**WORK INSTRUCTIONS:** What you return should match the data below exactly, with every entry reproduced.

#####

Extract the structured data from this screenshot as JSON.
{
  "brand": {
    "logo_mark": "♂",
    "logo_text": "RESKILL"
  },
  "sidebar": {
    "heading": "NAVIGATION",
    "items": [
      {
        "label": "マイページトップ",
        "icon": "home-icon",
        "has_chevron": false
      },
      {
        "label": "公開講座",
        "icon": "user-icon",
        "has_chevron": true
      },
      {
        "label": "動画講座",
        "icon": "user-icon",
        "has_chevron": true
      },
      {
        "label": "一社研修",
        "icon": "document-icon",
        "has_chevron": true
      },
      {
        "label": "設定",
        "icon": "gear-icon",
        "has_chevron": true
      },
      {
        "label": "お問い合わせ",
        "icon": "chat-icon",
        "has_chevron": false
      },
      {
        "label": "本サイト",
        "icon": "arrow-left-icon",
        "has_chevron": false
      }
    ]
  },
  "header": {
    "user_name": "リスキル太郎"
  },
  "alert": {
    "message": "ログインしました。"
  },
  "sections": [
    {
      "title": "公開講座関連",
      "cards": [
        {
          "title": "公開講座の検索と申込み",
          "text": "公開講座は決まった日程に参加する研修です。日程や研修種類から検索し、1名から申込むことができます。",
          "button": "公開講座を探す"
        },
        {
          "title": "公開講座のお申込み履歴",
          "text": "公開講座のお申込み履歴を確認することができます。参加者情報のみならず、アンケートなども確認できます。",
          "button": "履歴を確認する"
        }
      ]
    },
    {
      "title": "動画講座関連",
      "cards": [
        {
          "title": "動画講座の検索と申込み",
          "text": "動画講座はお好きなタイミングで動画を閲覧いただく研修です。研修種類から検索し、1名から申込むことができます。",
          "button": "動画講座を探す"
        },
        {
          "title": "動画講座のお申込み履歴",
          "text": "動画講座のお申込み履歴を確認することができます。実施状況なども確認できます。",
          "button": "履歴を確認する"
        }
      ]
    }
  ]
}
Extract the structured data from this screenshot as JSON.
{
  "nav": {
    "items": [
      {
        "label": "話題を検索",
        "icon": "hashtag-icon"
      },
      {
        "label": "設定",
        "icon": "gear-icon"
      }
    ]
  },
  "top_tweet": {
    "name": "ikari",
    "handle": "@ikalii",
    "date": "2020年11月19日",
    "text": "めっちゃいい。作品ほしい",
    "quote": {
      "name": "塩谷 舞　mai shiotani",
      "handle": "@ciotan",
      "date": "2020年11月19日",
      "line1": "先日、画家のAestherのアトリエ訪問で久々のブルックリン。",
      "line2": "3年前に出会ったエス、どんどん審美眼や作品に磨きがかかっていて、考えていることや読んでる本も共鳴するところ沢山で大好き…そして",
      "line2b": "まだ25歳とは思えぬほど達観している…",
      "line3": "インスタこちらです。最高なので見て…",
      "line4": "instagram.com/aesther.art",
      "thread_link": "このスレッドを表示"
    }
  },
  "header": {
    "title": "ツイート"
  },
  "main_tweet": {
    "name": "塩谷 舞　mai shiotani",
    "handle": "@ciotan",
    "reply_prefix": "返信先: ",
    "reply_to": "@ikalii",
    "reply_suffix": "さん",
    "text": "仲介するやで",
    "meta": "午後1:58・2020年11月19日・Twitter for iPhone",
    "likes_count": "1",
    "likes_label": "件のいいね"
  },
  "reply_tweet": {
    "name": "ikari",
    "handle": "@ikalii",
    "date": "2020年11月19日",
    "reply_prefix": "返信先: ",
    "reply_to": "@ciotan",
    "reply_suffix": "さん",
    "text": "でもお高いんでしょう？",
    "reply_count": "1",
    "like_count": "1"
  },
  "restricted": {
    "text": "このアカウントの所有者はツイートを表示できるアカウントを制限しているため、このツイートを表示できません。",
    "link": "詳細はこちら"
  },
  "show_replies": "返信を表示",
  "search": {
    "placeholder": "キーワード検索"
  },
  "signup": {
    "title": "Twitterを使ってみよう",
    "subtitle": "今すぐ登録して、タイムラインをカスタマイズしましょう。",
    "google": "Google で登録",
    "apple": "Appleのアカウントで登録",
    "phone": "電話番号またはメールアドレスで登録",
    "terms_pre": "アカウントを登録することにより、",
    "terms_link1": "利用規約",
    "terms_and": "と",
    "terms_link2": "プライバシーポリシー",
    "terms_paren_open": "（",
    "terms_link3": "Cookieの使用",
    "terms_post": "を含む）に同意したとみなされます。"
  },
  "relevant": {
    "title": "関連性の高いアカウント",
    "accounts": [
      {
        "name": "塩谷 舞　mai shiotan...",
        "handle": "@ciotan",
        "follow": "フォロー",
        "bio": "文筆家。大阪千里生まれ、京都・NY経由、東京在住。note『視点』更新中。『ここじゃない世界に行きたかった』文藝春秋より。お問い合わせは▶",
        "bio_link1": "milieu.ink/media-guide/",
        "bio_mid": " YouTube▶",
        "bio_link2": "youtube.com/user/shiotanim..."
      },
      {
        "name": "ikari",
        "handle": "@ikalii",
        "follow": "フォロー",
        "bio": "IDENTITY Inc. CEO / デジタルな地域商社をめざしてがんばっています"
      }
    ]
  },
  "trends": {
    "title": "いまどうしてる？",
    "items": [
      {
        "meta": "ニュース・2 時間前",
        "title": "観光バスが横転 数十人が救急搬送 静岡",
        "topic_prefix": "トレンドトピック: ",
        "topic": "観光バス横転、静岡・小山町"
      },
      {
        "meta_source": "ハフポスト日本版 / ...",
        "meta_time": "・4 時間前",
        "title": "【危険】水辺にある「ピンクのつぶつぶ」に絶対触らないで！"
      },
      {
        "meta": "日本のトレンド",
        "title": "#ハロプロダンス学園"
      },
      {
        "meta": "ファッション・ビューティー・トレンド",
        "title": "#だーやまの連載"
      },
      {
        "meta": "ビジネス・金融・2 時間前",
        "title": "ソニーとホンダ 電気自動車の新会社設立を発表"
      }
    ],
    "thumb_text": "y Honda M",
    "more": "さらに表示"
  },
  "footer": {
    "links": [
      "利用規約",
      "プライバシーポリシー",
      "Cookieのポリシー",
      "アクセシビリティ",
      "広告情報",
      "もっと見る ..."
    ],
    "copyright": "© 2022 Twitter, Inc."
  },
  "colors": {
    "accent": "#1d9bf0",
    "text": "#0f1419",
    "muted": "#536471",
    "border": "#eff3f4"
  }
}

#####

**EXERCISE ANSWER:**
Extract the structured data from this screenshot as JSON.
{
  "brand": {
    "logo_mark": "♂",
    "logo_text": "RESKILL"
  },
  "sidebar": {
    "heading": "NAVIGATION",
    "items": [
      {
        "label": "マイページトップ",
        "icon": "home-icon",
        "has_chevron": false
      },
      {
        "label": "公開講座",
        "icon": "user-icon",
        "has_chevron": true
      },
      {
        "label": "動画講座",
        "icon": "user-icon",
        "has_chevron": true
      },
      {
        "label": "一社研修",
        "icon": "document-icon",
        "has_chevron": true
      },
      {
        "label": "設定",
        "icon": "gear-icon",
        "has_chevron": true
      },
      {
        "label": "お問い合わせ",
        "icon": "chat-icon",
        "has_chevron": false
      },
      {
        "label": "本サイト",
        "icon": "arrow-left-icon",
        "has_chevron": false
      }
    ]
  },
  "header": {
    "user_name": "リスキル太郎"
  },
  "alert": {
    "message": "ログインしました。"
  },
  "sections": [
    {
      "title": "公開講座関連",
      "cards": [
        {
          "title": "公開講座の検索と申込み",
          "text": "公開講座は決まった日程に参加する研修です。日程や研修種類から検索し、1名から申込むことができます。",
          "button": "公開講座を探す"
        },
        {
          "title": "公開講座のお申込み履歴",
          "text": "公開講座のお申込み履歴を確認することができます。参加者情報のみならず、アンケートなども確認できます。",
          "button": "履歴を確認する"
        }
      ]
    },
    {
      "title": "動画講座関連",
      "cards": [
        {
          "title": "動画講座の検索と申込み",
          "text": "動画講座はお好きなタイミングで動画を閲覧いただく研修です。研修種類から検索し、1名から申込むことができます。",
          "button": "動画講座を探す"
        },
        {
          "title": "動画講座のお申込み履歴",
          "text": "動画講座のお申込み履歴を確認することができます。実施状況なども確認できます。",
          "button": "履歴を確認する"
        }
      ]
    }
  ]
}
Extract the structured data from this screenshot as JSON.
{
  "nav": {
    "items": [
      {
        "label": "話題を検索",
        "icon": "hashtag-icon"
      },
      {
        "label": "設定",
        "icon": "gear-icon"
      }
    ]
  },
  "top_tweet": {
    "name": "ikari",
    "handle": "@ikalii",
    "date": "2020年11月19日",
    "text": "めっちゃいい。作品ほしい",
    "quote": {
      "name": "塩谷 舞　mai shiotani",
      "handle": "@ciotan",
      "date": "2020年11月19日",
      "line1": "先日、画家のAestherのアトリエ訪問で久々のブルックリン。",
      "line2": "3年前に出会ったエス、どんどん審美眼や作品に磨きがかかっていて、考えていることや読んでる本も共鳴するところ沢山で大好き…そして",
      "line2b": "まだ25歳とは思えぬほど達観している…",
      "line3": "インスタこちらです。最高なので見て…",
      "line4": "instagram.com/aesther.art",
      "thread_link": "このスレッドを表示"
    }
  },
  "header": {
    "title": "ツイート"
  },
  "main_tweet": {
    "name": "塩谷 舞　mai shiotani",
    "handle": "@ciotan",
    "reply_prefix": "返信先: ",
    "reply_to": "@ikalii",
    "reply_suffix": "さん",
    "text": "仲介するやで",
    "meta": "午後1:58・2020年11月19日・Twitter for iPhone",
    "likes_count": "1",
    "likes_label": "件のいいね"
  },
  "reply_tweet": {
    "name": "ikari",
    "handle": "@ikalii",
    "date": "2020年11月19日",
    "reply_prefix": "返信先: ",
    "reply_to": "@ciotan",
    "reply_suffix": "さん",
    "text": "でもお高いんでしょう？",
    "reply_count": "1",
    "like_count": "1"
  },
  "restricted": {
    "text": "このアカウントの所有者はツイートを表示できるアカウントを制限しているため、このツイートを表示できません。",
    "link": "詳細はこちら"
  },
  "show_replies": "返信を表示",
  "search": {
    "placeholder": "キーワード検索"
  },
  "signup": {
    "title": "Twitterを使ってみよう",
    "subtitle": "今すぐ登録して、タイムラインをカスタマイズしましょう。",
    "google": "Google で登録",
    "apple": "Appleのアカウントで登録",
    "phone": "電話番号またはメールアドレスで登録",
    "terms_pre": "アカウントを登録することにより、",
    "terms_link1": "利用規約",
    "terms_and": "と",
    "terms_link2": "プライバシーポリシー",
    "terms_paren_open": "（",
    "terms_link3": "Cookieの使用",
    "terms_post": "を含む）に同意したとみなされます。"
  },
  "relevant": {
    "title": "関連性の高いアカウント",
    "accounts": [
      {
        "name": "塩谷 舞　mai shiotan...",
        "handle": "@ciotan",
        "follow": "フォロー",
        "bio": "文筆家。大阪千里生まれ、京都・NY経由、東京在住。note『視点』更新中。『ここじゃない世界に行きたかった』文藝春秋より。お問い合わせは▶",
        "bio_link1": "milieu.ink/media-guide/",
        "bio_mid": " YouTube▶",
        "bio_link2": "youtube.com/user/shiotanim..."
      },
      {
        "name": "ikari",
        "handle": "@ikalii",
        "follow": "フォロー",
        "bio": "IDENTITY Inc. CEO / デジタルな地域商社をめざしてがんばっています"
      }
    ]
  },
  "trends": {
    "title": "いまどうしてる？",
    "items": [
      {
        "meta": "ニュース・2 時間前",
        "title": "観光バスが横転 数十人が救急搬送 静岡",
        "topic_prefix": "トレンドトピック: ",
        "topic": "観光バス横転、静岡・小山町"
      },
      {
        "meta_source": "ハフポスト日本版 / ...",
        "meta_time": "・4 時間前",
        "title": "【危険】水辺にある「ピンクのつぶつぶ」に絶対触らないで！"
      },
      {
        "meta": "日本のトレンド",
        "title": "#ハロプロダンス学園"
      },
      {
        "meta": "ファッション・ビューティー・トレンド",
        "title": "#だーやまの連載"
      },
      {
        "meta": "ビジネス・金融・2 時間前",
        "title": "ソニーとホンダ 電気自動車の新会社設立を発表"
      }
    ],
    "thumb_text": "y Honda M",
    "more": "さらに表示"
  },
  "footer": {
    "links": [
      "利用規約",
      "プライバシーポリシー",
      "Cookieのポリシー",
      "アクセシビリティ",
      "広告情報",
      "もっと見る ..."
    ],
    "copyright": "© 2022 Twitter, Inc."
  },
  "colors": {
    "accent": "#1d9bf0",
    "text": "#0f1419",
    "muted": "#536471",
    "border": "#eff3f4"
  }
}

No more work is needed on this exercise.